[Records contained in a dataset]
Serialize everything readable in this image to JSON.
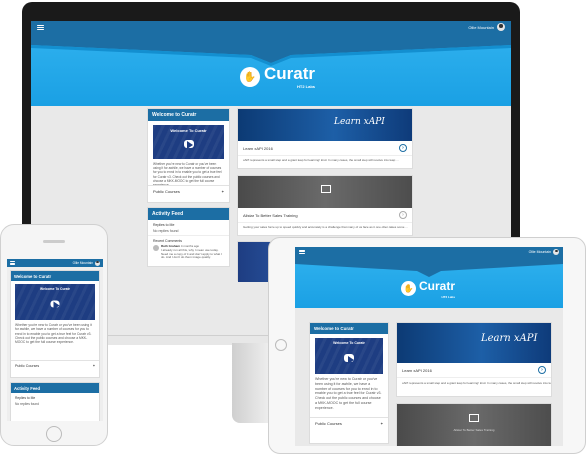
{
  "app": {
    "brand": "Curatr",
    "brand_sub": "HT2 Labs",
    "user_name": "Ollie Mountain",
    "user_name_phone": "Ollie Mountain"
  },
  "welcome": {
    "title": "Welcome to Curatr",
    "video_title": "Welcome To Curatr",
    "body": "Whether you're new to Curatr or you've been using it for awhile, we have a number of courses for you to enrol in to enable you to get a true feel for Curatr v3. Check out the public courses and choose a MKK-MOOC to get the full course experience.",
    "public_courses_label": "Public Courses"
  },
  "activity": {
    "title": "Activity Feed",
    "replies_label": "Replies to Me",
    "no_replies": "No replies found",
    "recent_label": "Recent Comments",
    "comment_author": "Ruth Graham",
    "comment_time": "4 months ago",
    "comment_text": "I already run all this, why I mean use today. Need me a copy of it and don't apply to what I do. And I don't do them image quality."
  },
  "courses": [
    {
      "banner_text": "Learn xAPI",
      "name": "Learn xAPI 2016",
      "description": "xAPI represents a small step and a giant leap for learning! kind. In many cases, the small step will resolve into leap ..."
    },
    {
      "banner_text": "",
      "name": "Allstar To Better Sales Training",
      "description": "Getting your sales force up to speed quickly and accurately is a challenge that many of us face as it one often takes some ..."
    }
  ],
  "icons": {
    "menu": "hamburger-menu-icon",
    "avatar": "user-avatar-icon",
    "go": "chevron-right-circle-icon",
    "plus": "plus-icon",
    "presentation": "presentation-board-icon",
    "brand": "lightbulb-logo-icon"
  },
  "colors": {
    "topbar": "#1c6ea4",
    "hero": "#1aa0e4",
    "card_header": "#1c6ea4"
  }
}
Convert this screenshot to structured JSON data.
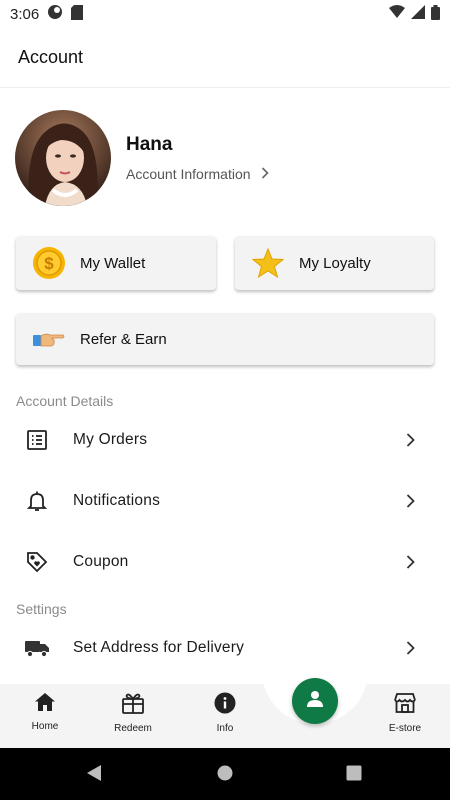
{
  "status_bar": {
    "time": "3:06",
    "icons": [
      "notification-dot-icon",
      "sim-card-icon",
      "wifi-icon",
      "signal-icon",
      "battery-icon"
    ]
  },
  "app_bar": {
    "title": "Account"
  },
  "profile": {
    "name": "Hana",
    "link_label": "Account Information"
  },
  "quick_actions": {
    "wallet_label": "My Wallet",
    "loyalty_label": "My Loyalty",
    "refer_label": "Refer & Earn"
  },
  "sections": {
    "account_details": {
      "header": "Account Details",
      "items": [
        {
          "label": "My Orders",
          "icon": "orders-list-icon"
        },
        {
          "label": "Notifications",
          "icon": "bell-icon"
        },
        {
          "label": "Coupon",
          "icon": "tag-heart-icon"
        }
      ]
    },
    "settings": {
      "header": "Settings",
      "items": [
        {
          "label": "Set Address for Delivery",
          "icon": "truck-icon"
        }
      ]
    }
  },
  "bottom_nav": {
    "items": [
      {
        "label": "Home",
        "icon": "home-icon"
      },
      {
        "label": "Redeem",
        "icon": "gift-icon"
      },
      {
        "label": "Info",
        "icon": "info-icon"
      },
      {
        "label": "E-store",
        "icon": "store-icon"
      }
    ],
    "active": "account",
    "fab_icon": "person-icon"
  },
  "colors": {
    "brand_green": "#0f7a45",
    "card_bg": "#f3f3f3",
    "section_header": "#8a8a8a",
    "coin_gold": "#f5b400",
    "star_gold": "#f3c01a"
  }
}
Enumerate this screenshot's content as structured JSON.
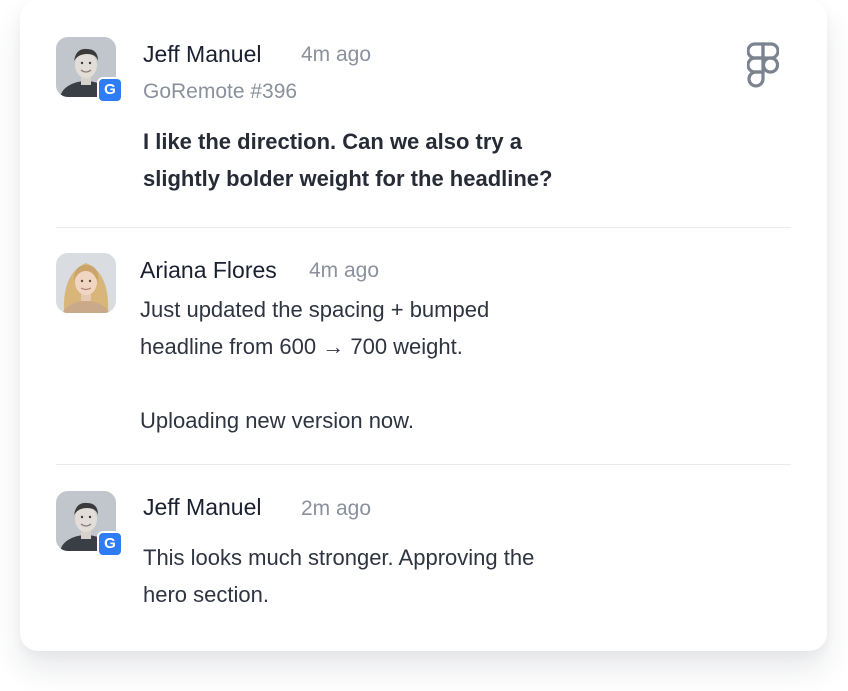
{
  "comments": [
    {
      "author": "Jeff Manuel",
      "time": "4m ago",
      "context": "GoRemote #396",
      "text": "I like the direction. Can we also try a\nslightly bolder weight for the headline?",
      "badge": "G"
    },
    {
      "author": "Ariana Flores",
      "time": "4m ago",
      "text": "Just updated the spacing + bumped\nheadline from 600 → 700 weight.\n\nUploading new version now."
    },
    {
      "author": "Jeff Manuel",
      "time": "2m ago",
      "text": "This looks much stronger. Approving the\nhero section.",
      "badge": "G"
    }
  ],
  "icons": {
    "app": "figma-icon",
    "badge": "goremote-badge-icon"
  },
  "colors": {
    "badge": "#2f7df6",
    "name": "#1a2030",
    "muted": "#8a919c",
    "body": "#2e3440",
    "divider": "#e9ebee"
  }
}
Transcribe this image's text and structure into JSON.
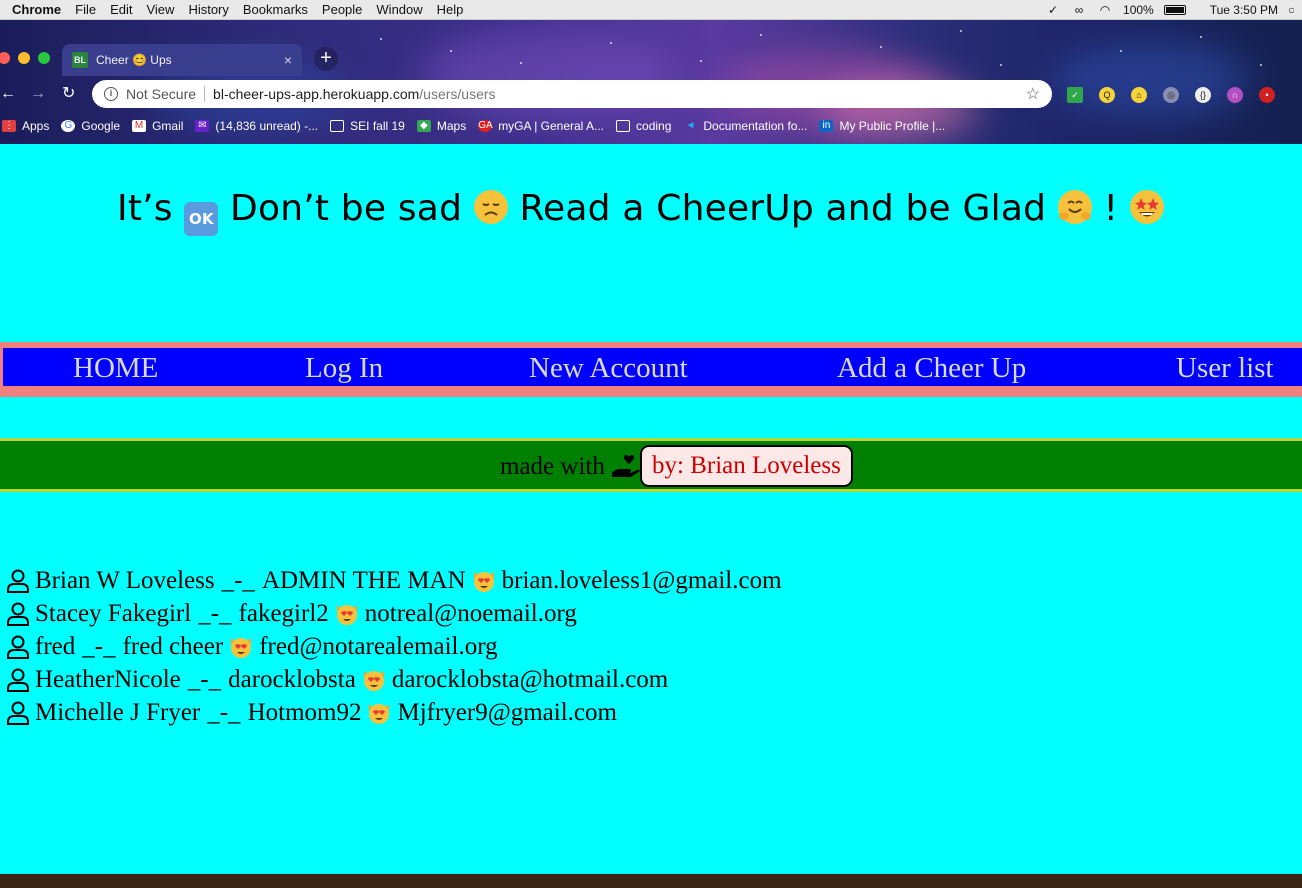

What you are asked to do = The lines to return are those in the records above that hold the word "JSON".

Completed task =
Serialize everything readable in this image to JSON.
Convert this screenshot to structured JSON data.
Enumerate this screenshot's content as structured JSON.
Transcribe this image's text and structure into JSON.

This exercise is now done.